During early quarantine, it was trendy to have a family portrait taken on your front steps. A photographer would come, stand 6+ feet away, and send you an edited shot free of charge, with the request that you would make a donation to the food bank or another charity. It was popularized in our area by local photographers Jenna Stern and Michelle Gurner. But I saw friends getting their photos taken for “The Porch Project” all the way down in Texas.
Another thing that I saw a few families do was a FaceTime photo session. I wasn’t really sold on the idea until I saw Jordan Ashleigh‘s work. I loved how her vintage vibe worked with the quality of the FaceTime photos, rather than against it. I had to have some of her work!
We scheduled the shoot on Memorial Day, and that afternoon we had our first visit with another family since the quarantine began months before. It was the beginning of a new era–reintegrating with friends. These pictures are extra special to me, as they represent the end of the strictest of this (first wave?? hopefully only) quarantine and the ways that our little fam spent our individual quarantine time.
I wanted to get in on the covid quarantine rainbow hunt, like I described yesterday in my post about messages of hope during the pandemic, but my 20-month-old son isn’t quite old enough to draw a rainbow and my tween is a little too old to be interested.
I’ve seen a lot of Eric Carle inspired tutorials on Pinterest, but most people don’t get his steps all the way correct.
He did an interview with Mr. Rogers on Mister Rogers’ Neighborhood many years ago where he showed his exact process.
What people frequently get wrong when emulating Eric Carle is that he didn’t use traditional paper for his creations. He used tissue paper. You know, like the gift wrap kind.
This makes the medium harder to work with for toddlers, causing tears. But it also allows more dimension and light to filter through.
After the little guy painted sheets of different colors (we used finger paint, though Eric Carle uses acrylics) I cut the sheets into arched strips, then taped them together on our window.
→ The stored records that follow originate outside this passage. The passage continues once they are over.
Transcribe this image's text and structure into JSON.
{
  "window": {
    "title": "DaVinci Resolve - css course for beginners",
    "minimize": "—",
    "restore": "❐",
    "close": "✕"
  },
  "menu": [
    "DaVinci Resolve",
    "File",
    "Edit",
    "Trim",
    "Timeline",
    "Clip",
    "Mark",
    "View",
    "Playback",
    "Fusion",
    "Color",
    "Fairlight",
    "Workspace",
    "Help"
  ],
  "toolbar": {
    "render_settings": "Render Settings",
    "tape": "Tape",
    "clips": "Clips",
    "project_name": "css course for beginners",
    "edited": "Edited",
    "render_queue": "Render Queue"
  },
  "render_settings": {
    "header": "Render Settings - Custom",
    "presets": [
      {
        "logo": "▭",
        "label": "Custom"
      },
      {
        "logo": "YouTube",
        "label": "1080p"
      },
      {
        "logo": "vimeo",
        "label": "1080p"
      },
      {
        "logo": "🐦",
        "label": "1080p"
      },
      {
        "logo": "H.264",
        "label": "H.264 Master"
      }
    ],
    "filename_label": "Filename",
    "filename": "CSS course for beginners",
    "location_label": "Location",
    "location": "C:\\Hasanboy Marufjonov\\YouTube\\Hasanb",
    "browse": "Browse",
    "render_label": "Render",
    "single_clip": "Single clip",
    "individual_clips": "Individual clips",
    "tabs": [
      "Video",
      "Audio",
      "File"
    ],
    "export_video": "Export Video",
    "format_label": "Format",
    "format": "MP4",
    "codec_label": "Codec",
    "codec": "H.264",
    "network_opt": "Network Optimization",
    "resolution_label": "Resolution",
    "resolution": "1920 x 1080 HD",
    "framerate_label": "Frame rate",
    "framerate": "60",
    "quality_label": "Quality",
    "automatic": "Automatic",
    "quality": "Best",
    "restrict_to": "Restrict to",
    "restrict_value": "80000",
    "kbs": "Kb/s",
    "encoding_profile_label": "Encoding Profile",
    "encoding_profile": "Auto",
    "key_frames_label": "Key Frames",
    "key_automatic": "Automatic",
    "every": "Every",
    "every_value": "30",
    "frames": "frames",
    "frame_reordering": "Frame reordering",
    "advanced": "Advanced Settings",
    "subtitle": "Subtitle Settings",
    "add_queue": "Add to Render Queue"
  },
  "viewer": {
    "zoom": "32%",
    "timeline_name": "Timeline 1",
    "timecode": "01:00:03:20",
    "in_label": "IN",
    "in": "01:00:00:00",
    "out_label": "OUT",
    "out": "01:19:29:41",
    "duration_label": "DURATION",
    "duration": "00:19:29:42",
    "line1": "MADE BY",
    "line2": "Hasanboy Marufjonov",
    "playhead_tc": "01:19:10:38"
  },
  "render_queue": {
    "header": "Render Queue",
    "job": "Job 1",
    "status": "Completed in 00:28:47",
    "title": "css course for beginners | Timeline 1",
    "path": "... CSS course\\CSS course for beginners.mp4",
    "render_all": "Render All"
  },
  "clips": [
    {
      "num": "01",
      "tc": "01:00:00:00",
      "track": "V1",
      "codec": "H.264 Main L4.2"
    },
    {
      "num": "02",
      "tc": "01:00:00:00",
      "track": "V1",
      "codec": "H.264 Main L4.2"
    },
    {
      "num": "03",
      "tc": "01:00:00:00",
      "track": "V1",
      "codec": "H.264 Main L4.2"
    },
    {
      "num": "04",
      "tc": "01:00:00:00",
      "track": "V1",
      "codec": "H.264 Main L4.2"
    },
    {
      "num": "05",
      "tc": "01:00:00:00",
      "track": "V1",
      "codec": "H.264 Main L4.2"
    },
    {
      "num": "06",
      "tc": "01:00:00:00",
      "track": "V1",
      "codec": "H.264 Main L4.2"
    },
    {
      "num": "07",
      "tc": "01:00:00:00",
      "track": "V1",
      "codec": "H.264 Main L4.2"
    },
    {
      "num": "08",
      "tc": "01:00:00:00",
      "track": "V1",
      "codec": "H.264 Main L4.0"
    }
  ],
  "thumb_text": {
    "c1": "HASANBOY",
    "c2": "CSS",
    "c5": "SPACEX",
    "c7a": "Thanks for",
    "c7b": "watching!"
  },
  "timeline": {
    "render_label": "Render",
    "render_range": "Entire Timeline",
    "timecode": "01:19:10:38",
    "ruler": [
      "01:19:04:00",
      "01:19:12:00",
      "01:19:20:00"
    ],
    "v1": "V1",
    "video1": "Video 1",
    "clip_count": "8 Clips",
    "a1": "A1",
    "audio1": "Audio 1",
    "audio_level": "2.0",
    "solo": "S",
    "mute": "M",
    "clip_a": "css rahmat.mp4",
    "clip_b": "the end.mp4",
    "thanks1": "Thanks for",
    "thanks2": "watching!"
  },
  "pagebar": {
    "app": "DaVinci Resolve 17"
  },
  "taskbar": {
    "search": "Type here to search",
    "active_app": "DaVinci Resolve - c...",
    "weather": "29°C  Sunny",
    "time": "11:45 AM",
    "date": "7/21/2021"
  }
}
Spent week three of social distancing trying not to succumb to despair. Hope feels like a distant memory, but I have to remember that any moment in time is just as fleeting as spring-it comes, it blooms, it withers, and new things are on the horizon.
I don’t have a lot of hope for what’s happening, what will happen next or after that. Dark times are here and more are following. But in dark times there are still bright moments. You find something someone else planted, years before you, in your own backyard. For brief moments, your home feels just like home, not the fortress from fear of what surrounds us. There is still sunshine, flowers, food in the pantry, and love even in a world full of sickness, death, greed and corruption.
Positive thinking and self care won’t cure the hurt I feel for the outside world, but as I go through this fourth week of #quarantine, I’ll try to shift my focus to the moments right in front of me.